Patriots provide Dolphins future blueprint

Jorvorskie Lane and the Dolphins have a lot of ground to cover to catch the Patriots. AP Photo/John Bazemore

MIAMI -- The "2012 AFC East Champion" T-shirts were handed out by the dozens Sunday evening. There was a celebratory feel inside Sun Life Stadium, but it wasn't for the home team.

The visiting New England Patriots clinched the AFC East title with a 23-16 victory over the Miami Dolphins. New England improved to 9-3 and has bigger things in mind -- such as the playoffs and a Super Bowl run.

Miami (5-7), on the other hand, was sullen in the home locker room after having its playoff hopes dashed. It's time for the Dolphins to start thinking about 2013 and beyond.

"Very frustrating," Dolphins center Mike Pouncey said in a quiet locker room. "I think all you guys know that you can’t make any mistakes against this football team. We missed on a lot of opportunities to make plays."

But if the Dolphins showed anything, it’s that they are not that far away from contending. This isn’t the bottom-feeder team most expected from Miami this year. The Dolphins have some pieces in place.

Sunday’s loss against New England -- the longtime kings of the AFC East -- provided the perfect blueprint of what the Dolphins need. For starters, Miami lacked the offensive firepower to keep pace with New England.

Miami’s defense played one of its best games of the season. The Patriots entered this game hot as the league’s No. 1 offense. New England scored 40 points or more four times this season but was held in check by the Dolphins. Miami stuffed New England’s running game and rattled quarterback Tom Brady with four sacks. The Patriots’ 23 points were their lowest since Week 6.

But Miami’s offense mostly settled for field goals and punts. Dolphins rookie quarterback Ryan Tannehill was not at his best, completing just 13 of 29 passes for 186 yards. That certainly wasn’t good enough to beat Brady, even on an off day.

The Dolphins lacked the dynamic skill players to make big plays. Two perfect examples were Tannehill’s missed connections deep with receiver Brian Hartline that could have resulted in touchdowns.

“You’ve got to hit those,” Tannehill admitted after the game. “You don’t get too many shots like that.”

Miami’s defense was stout. But the Patriots were able to exploit its biggest weakness: cornerback.

The Dolphins traded former starter Vontae Davis this summer, and current starter Richard Marshall is on injured reserve with a back injury. Miami is down to Sean Smith and its fourth or fifth corners, and that’s where Wes Welker dominated.

Welker, a former Dolphin, had a successful return to Miami and caught 12 passes for 103 yards and a touchdown. Welker was the only player Miami couldn’t contain and the biggest reason the Patriots were able to move down the field in this game.
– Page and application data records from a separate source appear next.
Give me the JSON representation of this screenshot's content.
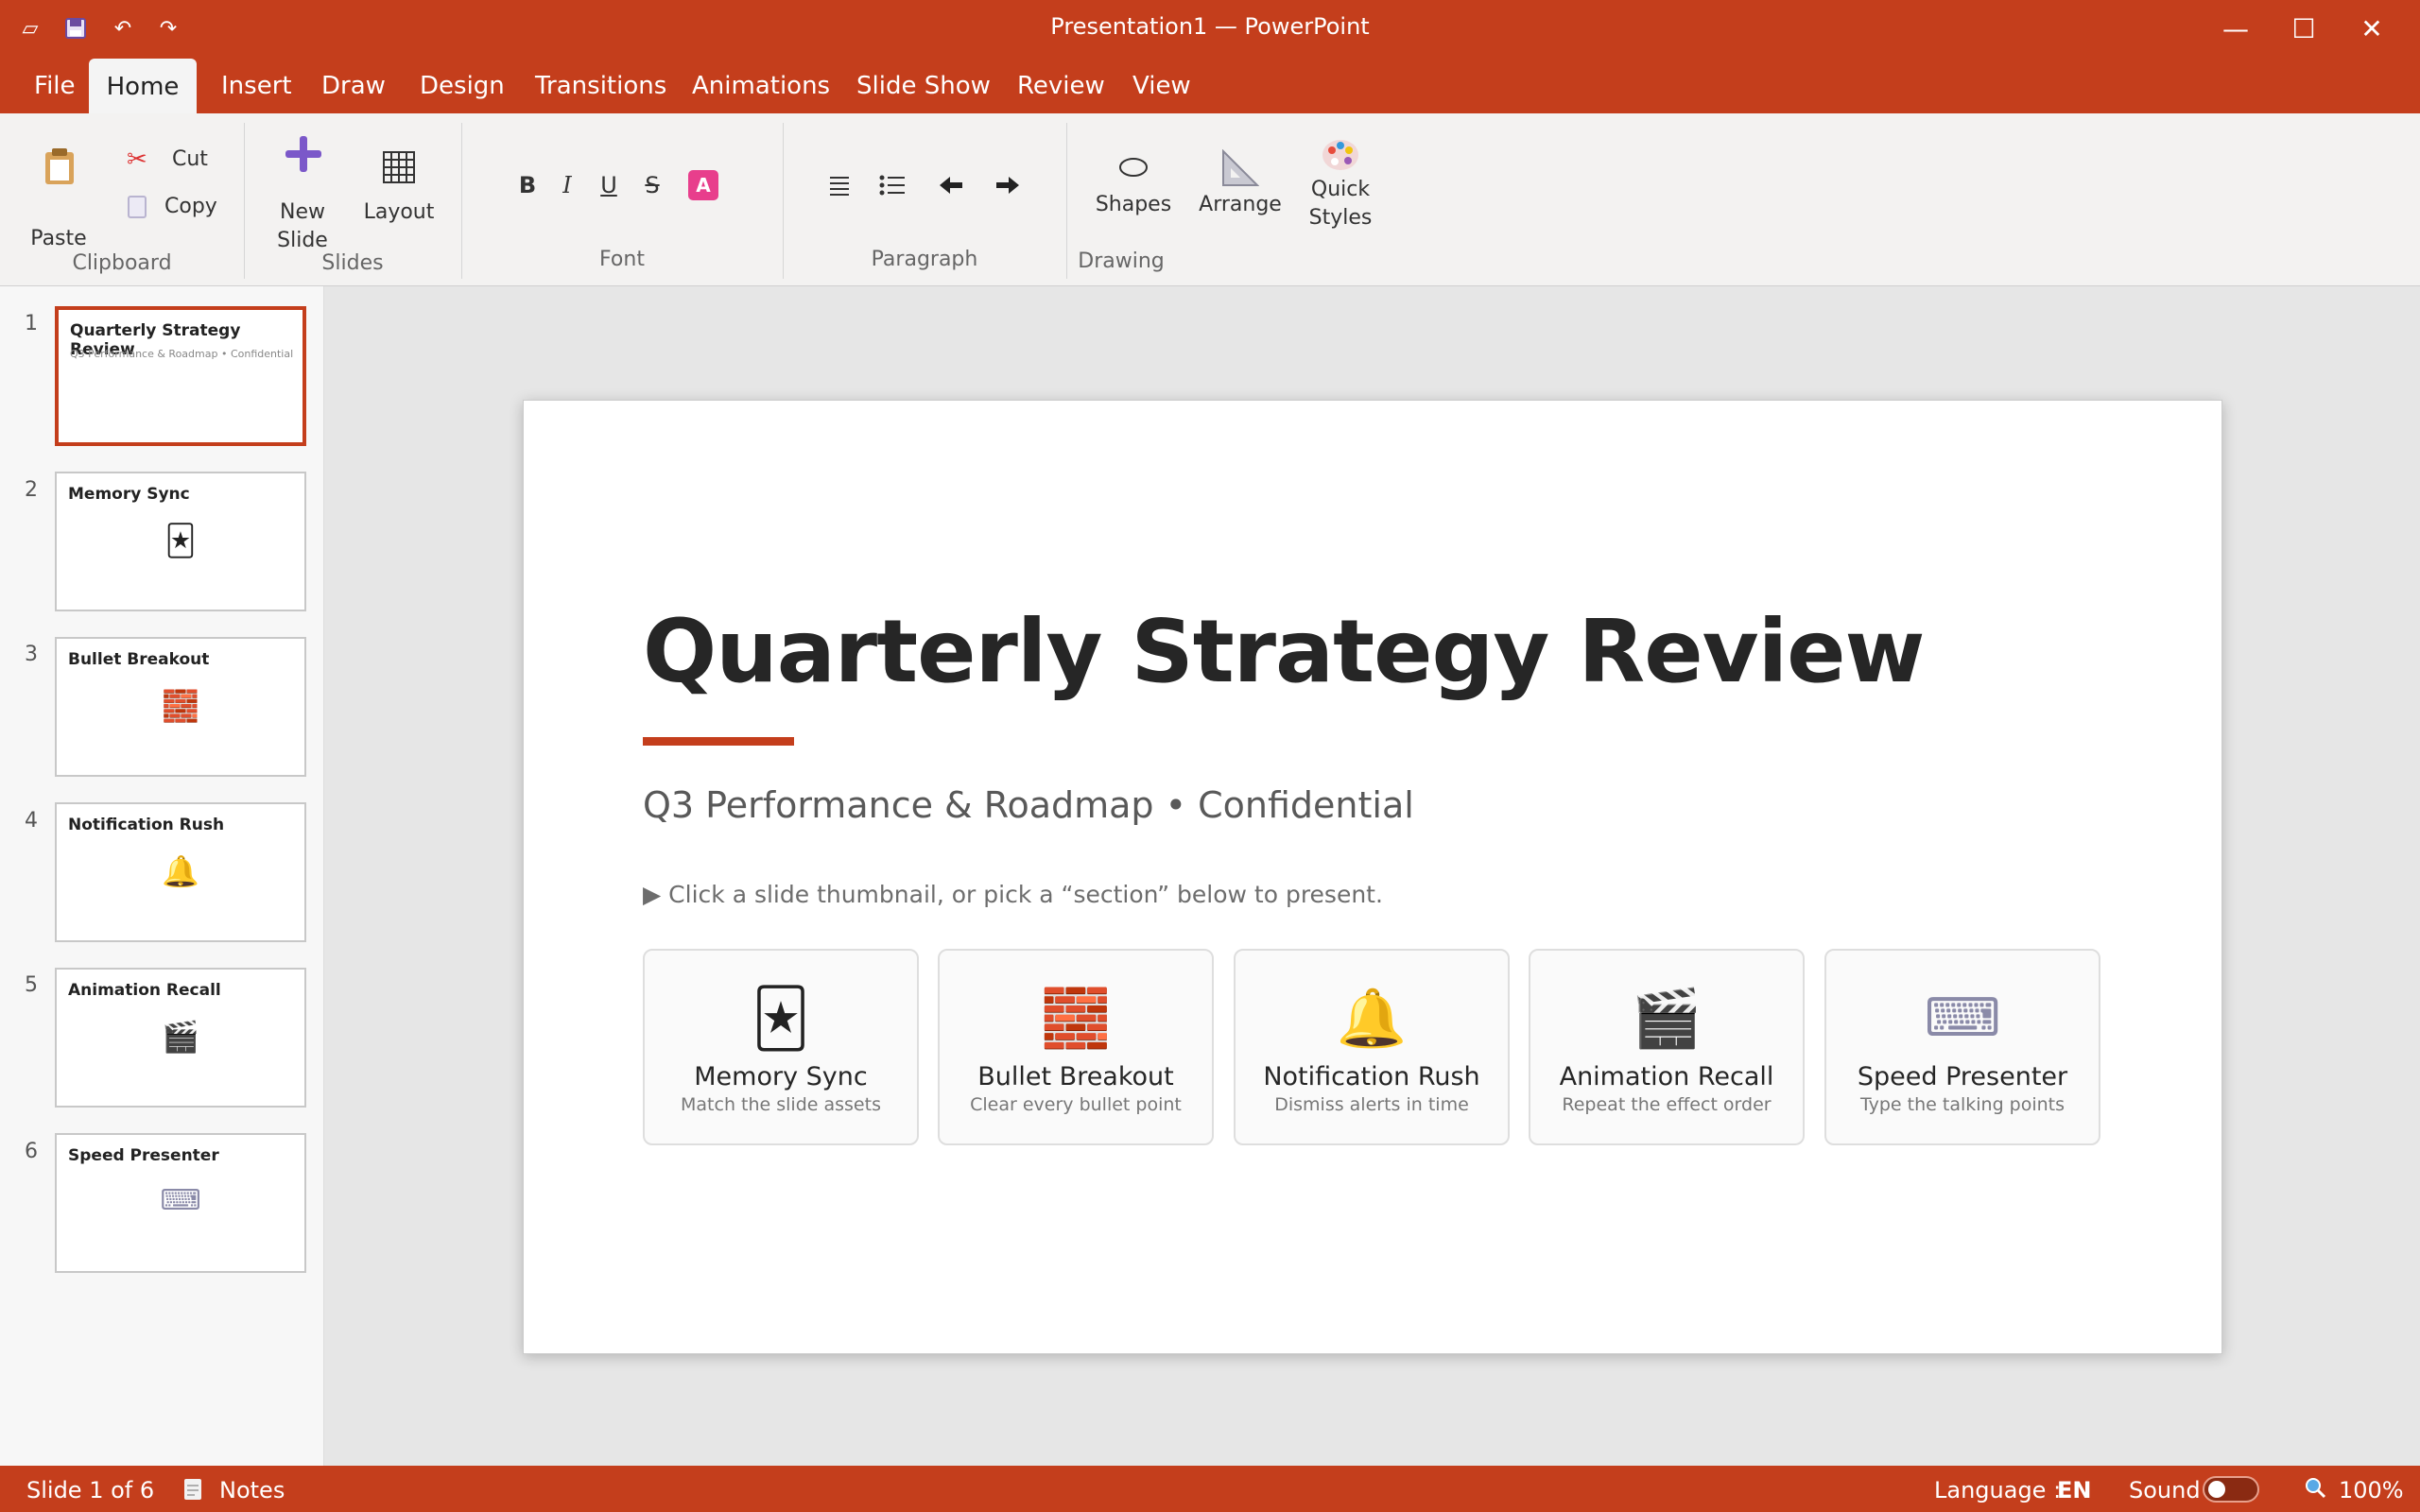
{
  "app": {
    "title": "Presentation1 — PowerPoint",
    "accent": "#c43e1c"
  },
  "quick_access": [
    {
      "icon": "presentation-frame-icon",
      "glyph": "▱"
    },
    {
      "icon": "save-icon",
      "glyph": "💾"
    },
    {
      "icon": "undo-icon",
      "glyph": "↶"
    },
    {
      "icon": "redo-icon",
      "glyph": "↷"
    }
  ],
  "window_controls": {
    "minimize": "—",
    "maximize": "☐",
    "close": "✕"
  },
  "tabs": [
    "File",
    "Home",
    "Insert",
    "Draw",
    "Design",
    "Transitions",
    "Animations",
    "Slide Show",
    "Review",
    "View"
  ],
  "active_tab": "Home",
  "ribbon": {
    "clipboard": {
      "paste": "Paste",
      "cut": "Cut",
      "copy": "Copy",
      "label": "Clipboard"
    },
    "slides": {
      "new_slide_line1": "New",
      "new_slide_line2": "Slide",
      "layout": "Layout",
      "label": "Slides"
    },
    "font": {
      "bold": "B",
      "italic": "I",
      "underline": "U",
      "strike": "S",
      "color": "A",
      "label": "Font"
    },
    "paragraph": {
      "label": "Paragraph"
    },
    "drawing": {
      "shapes": "Shapes",
      "arrange": "Arrange",
      "quick_line1": "Quick",
      "quick_line2": "Styles",
      "label": "Drawing"
    }
  },
  "thumbnails": [
    {
      "num": "1",
      "title": "Quarterly Strategy Review",
      "sub": "Q3 Performance & Roadmap • Confidential",
      "icon": ""
    },
    {
      "num": "2",
      "title": "Memory Sync",
      "sub": "",
      "icon": "🃏"
    },
    {
      "num": "3",
      "title": "Bullet Breakout",
      "sub": "",
      "icon": "🧱"
    },
    {
      "num": "4",
      "title": "Notification Rush",
      "sub": "",
      "icon": "🔔"
    },
    {
      "num": "5",
      "title": "Animation Recall",
      "sub": "",
      "icon": "🎬"
    },
    {
      "num": "6",
      "title": "Speed Presenter",
      "sub": "",
      "icon": "⌨"
    }
  ],
  "slide": {
    "title": "Quarterly Strategy Review",
    "subtitle": "Q3 Performance & Roadmap • Confidential",
    "hint": "▶ Click a slide thumbnail, or pick a “section” below to present.",
    "cards": [
      {
        "icon": "🃏",
        "title": "Memory Sync",
        "desc": "Match the slide assets"
      },
      {
        "icon": "🧱",
        "title": "Bullet Breakout",
        "desc": "Clear every bullet point"
      },
      {
        "icon": "🔔",
        "title": "Notification Rush",
        "desc": "Dismiss alerts in time"
      },
      {
        "icon": "🎬",
        "title": "Animation Recall",
        "desc": "Repeat the effect order"
      },
      {
        "icon": "⌨",
        "title": "Speed Presenter",
        "desc": "Type the talking points"
      }
    ]
  },
  "status": {
    "slide_info": "Slide 1 of 6",
    "notes": "Notes",
    "language_label": "Language :",
    "language_value": "EN",
    "sound": "Sound",
    "sound_on": false,
    "zoom": "100%"
  }
}
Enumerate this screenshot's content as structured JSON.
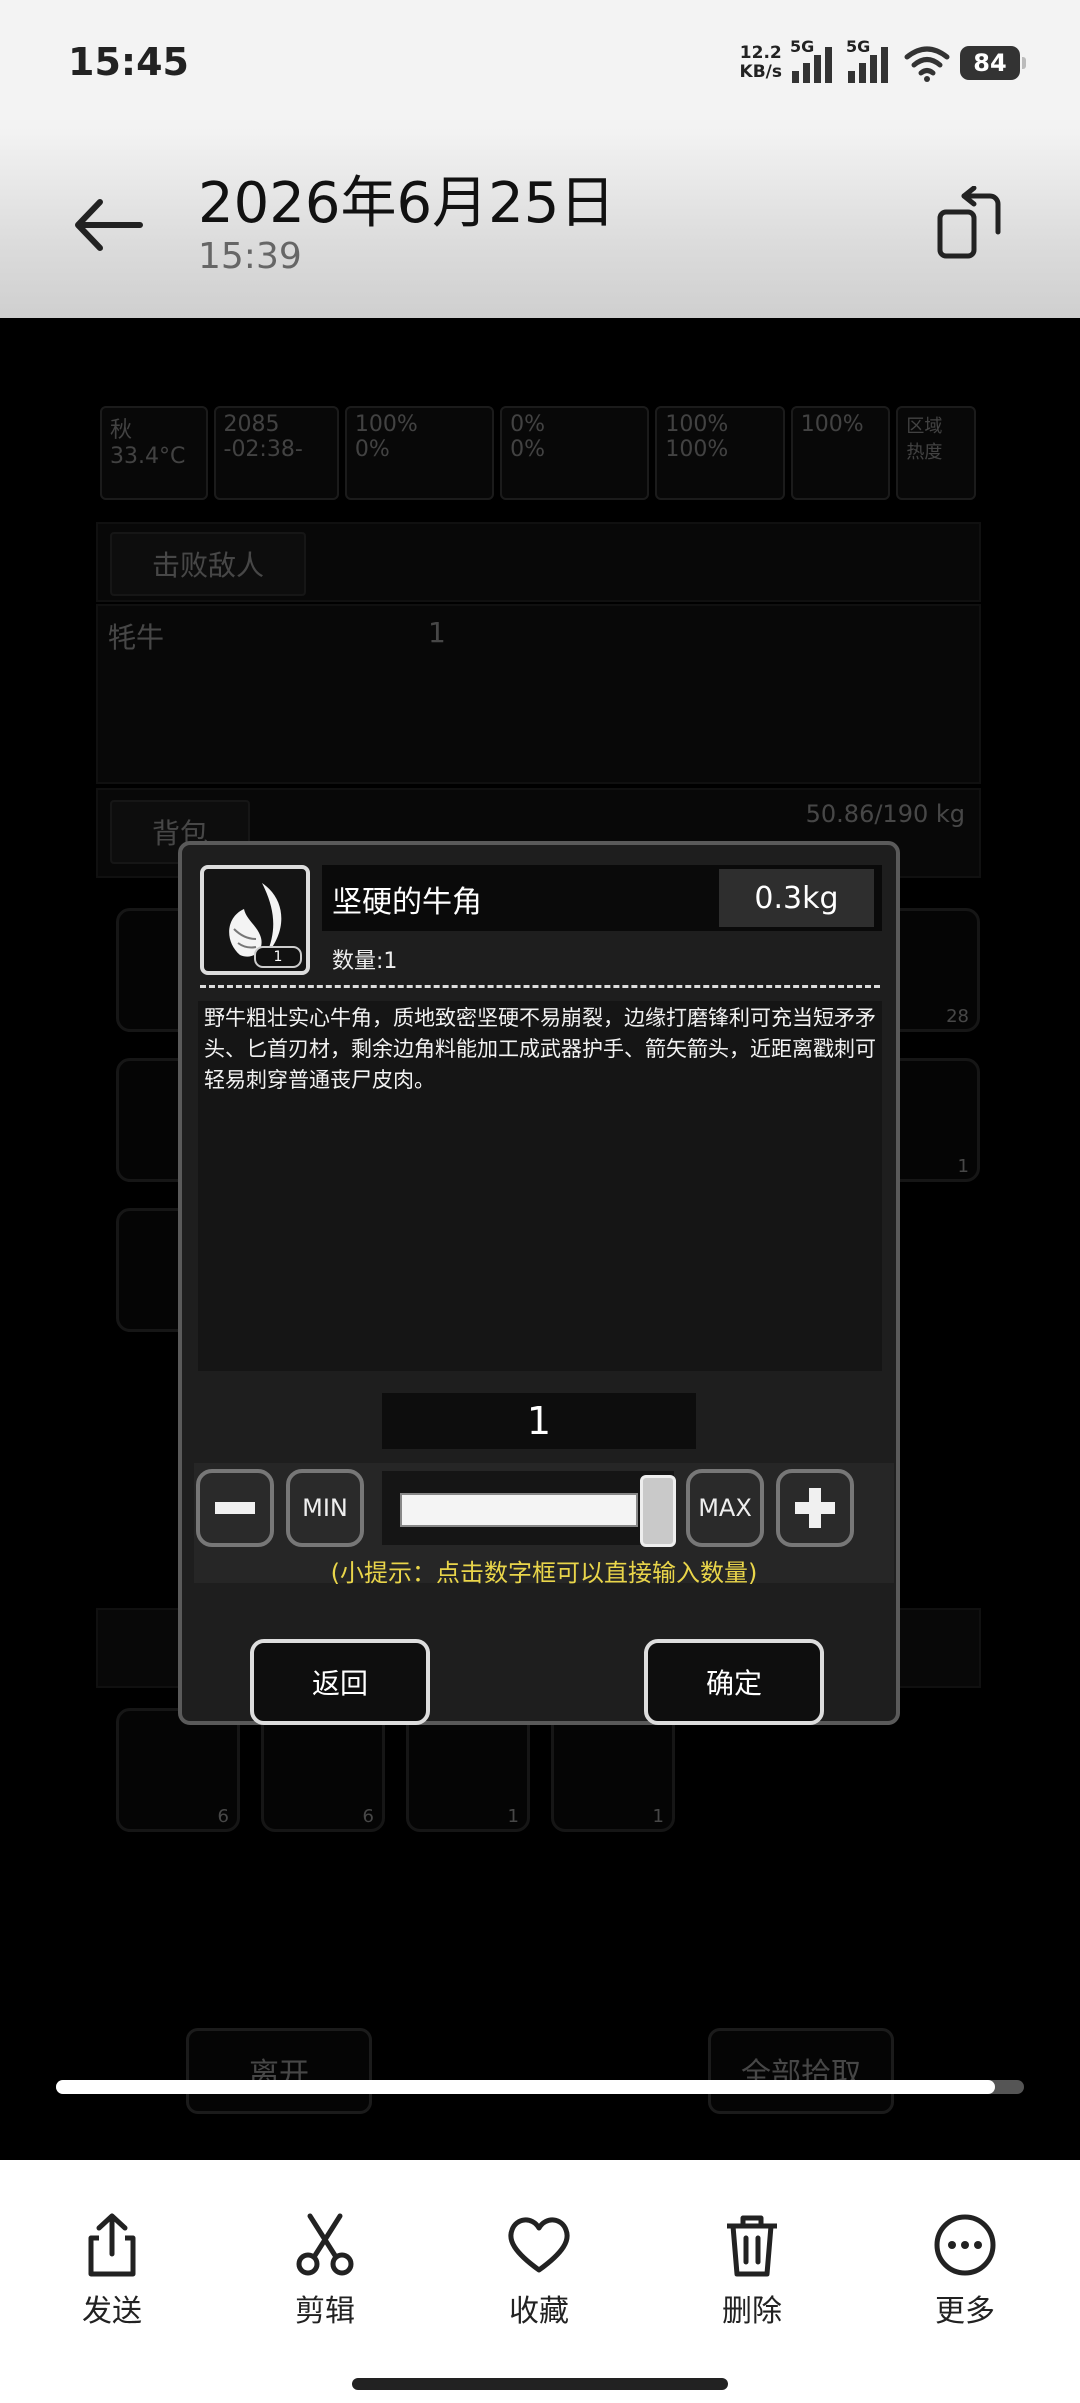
{
  "status_bar": {
    "time": "15:45",
    "net_speed_top": "12.2",
    "net_speed_bottom": "KB/s",
    "sig1": "5G",
    "sig2": "5G",
    "battery": "84"
  },
  "header": {
    "date": "2026年6月25日",
    "time": "15:39"
  },
  "game_bg": {
    "hud": [
      "秋",
      "33.4°C",
      "2085",
      "-02:38-",
      "100%",
      "0%",
      "0%",
      "0%",
      "100%",
      "100%",
      "100%",
      "区域 热度"
    ],
    "section_defeat": "击败敌人",
    "enemy_name": "牦牛",
    "enemy_count": "1",
    "section_bag": "背包",
    "bag_weight": "50.86/190 kg",
    "btn_leave": "离开",
    "btn_take_all": "全部拾取",
    "slot_counts": [
      "28",
      "1",
      "6",
      "6",
      "1",
      "1"
    ]
  },
  "dialog": {
    "item_name": "坚硬的牛角",
    "weight": "0.3kg",
    "icon_count": "1",
    "quantity_label": "数量:1",
    "description": "野牛粗壮实心牛角，质地致密坚硬不易崩裂，边缘打磨锋利可充当短矛矛头、匕首刃材，剩余边角料能加工成武器护手、箭矢箭头，近距离戳刺可轻易刺穿普通丧尸皮肉。",
    "quantity_value": "1",
    "min_label": "MIN",
    "max_label": "MAX",
    "hint": "(小提示：点击数字框可以直接输入数量)",
    "back_label": "返回",
    "confirm_label": "确定",
    "slider_fraction": 1.0
  },
  "player": {
    "progress_fraction": 0.97
  },
  "toolbar": [
    {
      "label": "发送",
      "icon": "share-icon"
    },
    {
      "label": "剪辑",
      "icon": "scissors-icon"
    },
    {
      "label": "收藏",
      "icon": "heart-icon"
    },
    {
      "label": "删除",
      "icon": "trash-icon"
    },
    {
      "label": "更多",
      "icon": "more-icon"
    }
  ]
}
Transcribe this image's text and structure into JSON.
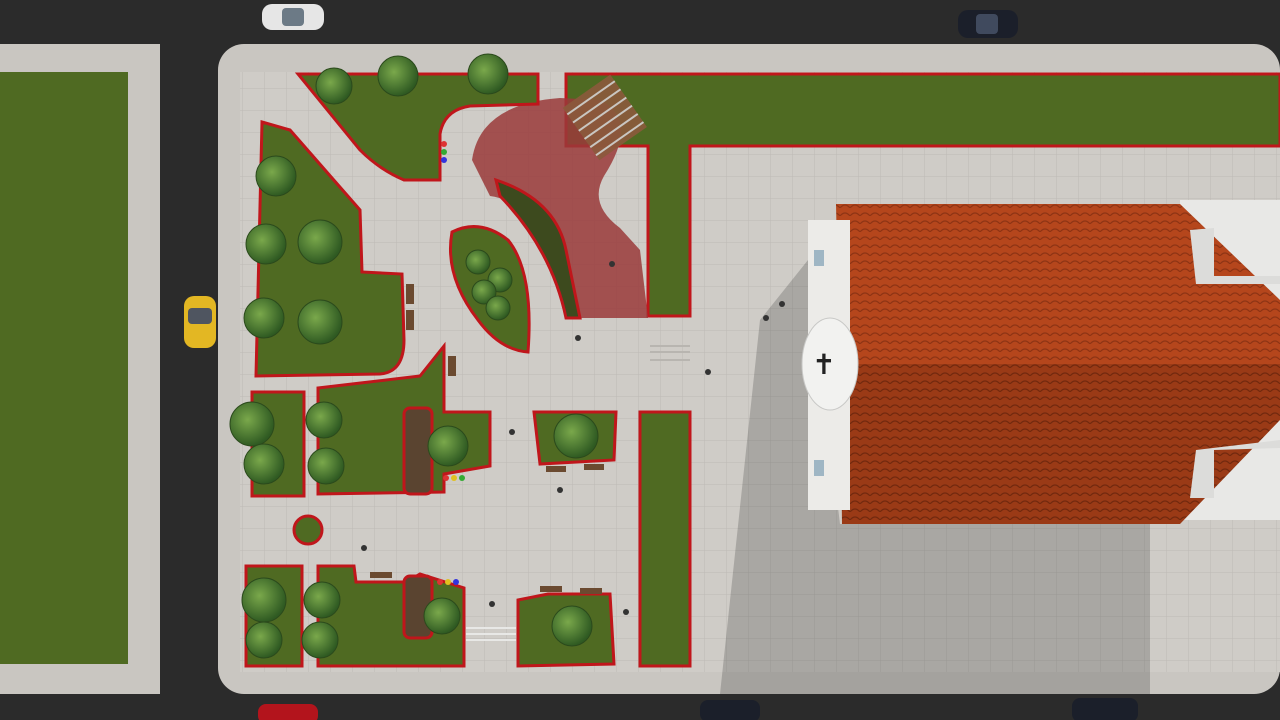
{
  "scene": {
    "description_label": "",
    "palette": {
      "asphalt": "#2b2b2b",
      "sidewalk": "#c9c6c1",
      "plaza": "#cfccc7",
      "lawn": "#4f6a22",
      "lawn_dark": "#3f561b",
      "curb_red": "#c0161b",
      "roof": "#b5461c",
      "roof_dark": "#8e3414",
      "wall": "#e8e8e6",
      "shadow": "rgba(0,0,0,0.28)",
      "tree": "#3f6d2a",
      "tree_light": "#6a9a3f",
      "car_white": "#e6e6e6",
      "car_yellow": "#e3b723",
      "car_dark": "#1b1f2a",
      "car_red": "#b3141c"
    },
    "church": {
      "symbol": "✝",
      "symbol_label": "cross-icon"
    },
    "cars": [
      {
        "name": "white-car",
        "color": "#e6e6e6"
      },
      {
        "name": "dark-car",
        "color": "#1b1f2a"
      },
      {
        "name": "yellow-car",
        "color": "#e3b723"
      },
      {
        "name": "red-car",
        "color": "#b3141c"
      },
      {
        "name": "dark-car-bottom-1",
        "color": "#1b1f2a"
      },
      {
        "name": "dark-car-bottom-2",
        "color": "#1b1f2a"
      }
    ]
  }
}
“He’s very crafty,” said Dolphins safety Reshad Jones, who had an interception in the game. “He has one of the best quarterbacks in the game to get him the ball. [Welker] does a great job on options routes, and he does a great job of getting loose."

In addition to offensive skill players and cornerbacks, the Dolphins also need to figure out their left tackle situation. Jake Long's future with the team became more murky after he suffered a triceps injury in the first quarter. Dolphins coach Joe Philbin did not provide specifics about the injury after the game, but the fact that Long was in street clothes in the second half is a sign he could miss extended time.

Long was easily the team’s best player two years ago. But he has fallen on hard times due to recent injuries and inconsistency. Long is not the elite left tackle he once was and is an injury risk. But he will command a hefty paycheck when he becomes a free agent in March. Miami’s offense certainly didn't look great without him against New England.

“Jake’s a great player, and it’s tough losing a guy like that,” Dolphins tailback Reggie Bush said. “His presence was definitely missed. But football must go on, and the next guy must step in and do the job.”

Miami rookie second-round pick Jonathan Martin was moved from right to left tackle. He is the best option on the roster and could be auditioning for the left tackle job if Long is out for an extended period.

Martin played left tackle at Stanford, where he was the personal protector for Indianapolis Colts quarterback Andrew Luck. Martin didn’t embarrass himself in his first action at left tackle in the NFL and showed some good things.

“I think I did all right,” Martin said after the game. “I’m a little rusty [at left tackle]. It’s like a mirror image [from right tackle]. You just have to remember how your muscles feel and how your balance feels.”

The Patriots exposed Miami in these areas Sunday to win their 10th AFC East title in 12 years. But the good news is the Dolphins have plenty of cap space in 2013 and five draft picks in the first three rounds to patch these holes.

All that Miami's front office has to do is use this film against New England as its guide for the offseason.